This curriculum unit will make a significant contribution to visual art courses while revealing to students some inter-disciplinary connections to earth and environmental science. In this unit students will investigate concerns of global energy and learn about the challenges currently facing our world related to rapidly changing energy resources. Students will consider how the use of visual metaphors is important to creative scientific thinking and how they are used to convey complex ideas related to energy consumption. Students will investigate their personal energy use based on lifestyle as they determine their Ecological Footprint on the Earth and analyze ways that changes in their own lifestyle can help in creating less demand on energy resources. Considering the relationships between visual images and creative scientific thinking, students will interpret their personal energy use through the use of visual metaphor and various approaches to the visual design of information. This unit includes a lesson in drawing the human figure that students will apply in creating energy self-portraits. This unit supports students’ understandings of the various perspectives through which art can be appreciated in the context of time, place, geographic conditions and environmental concerns.

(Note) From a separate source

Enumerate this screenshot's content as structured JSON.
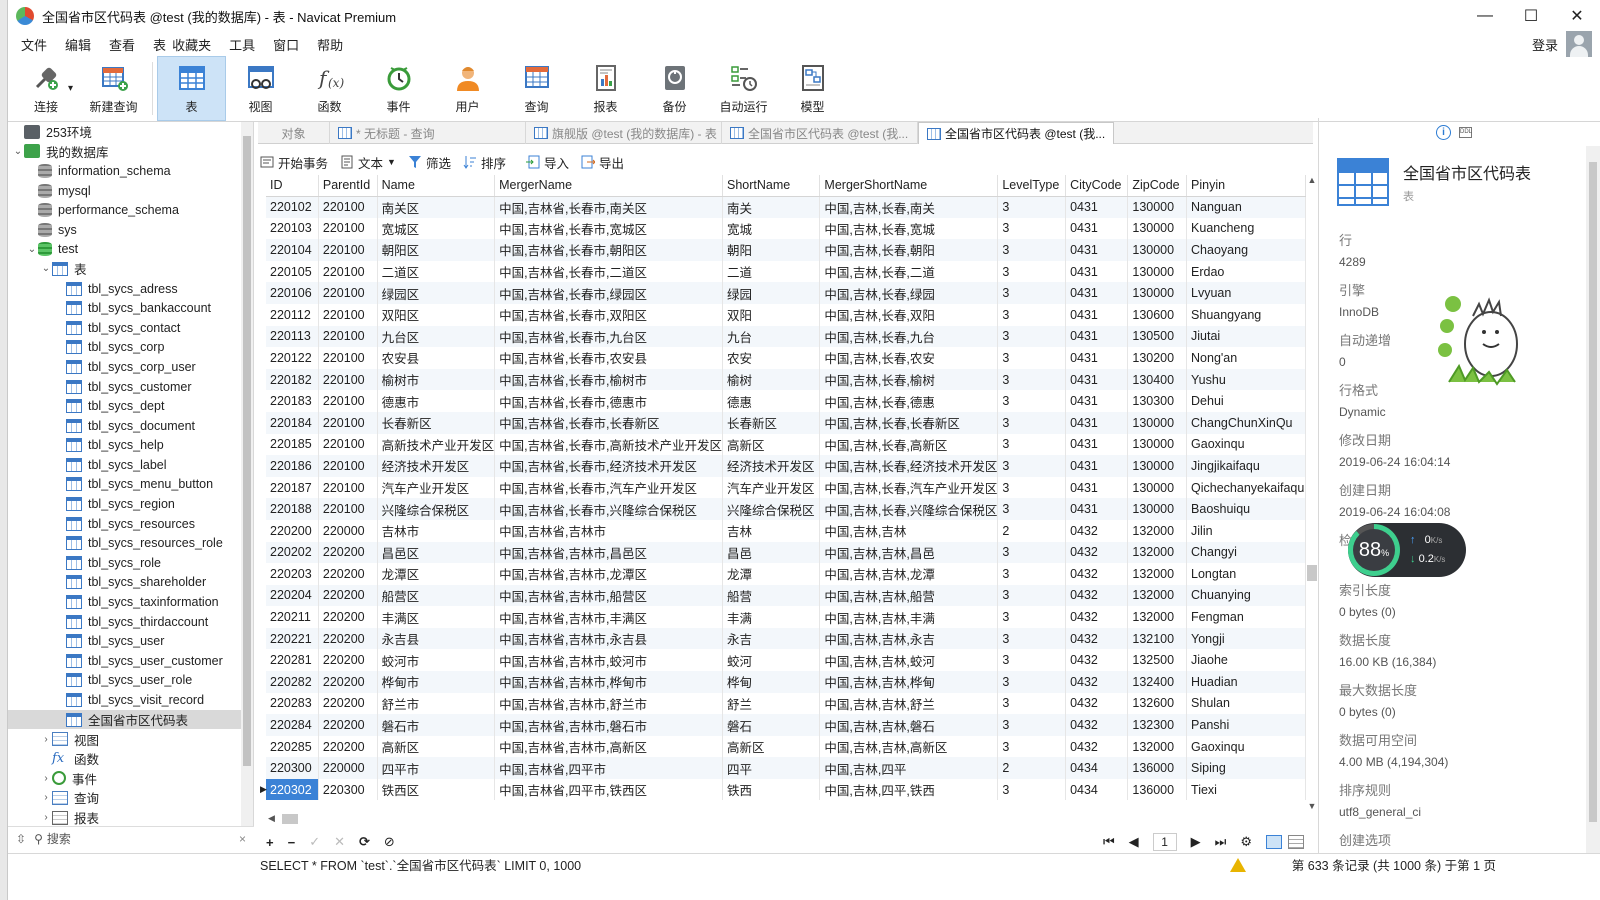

In a science related hands-on activity, students will experience the transfer of solar energy through the creation of small dye sensitized solar cells using easily available lab materials.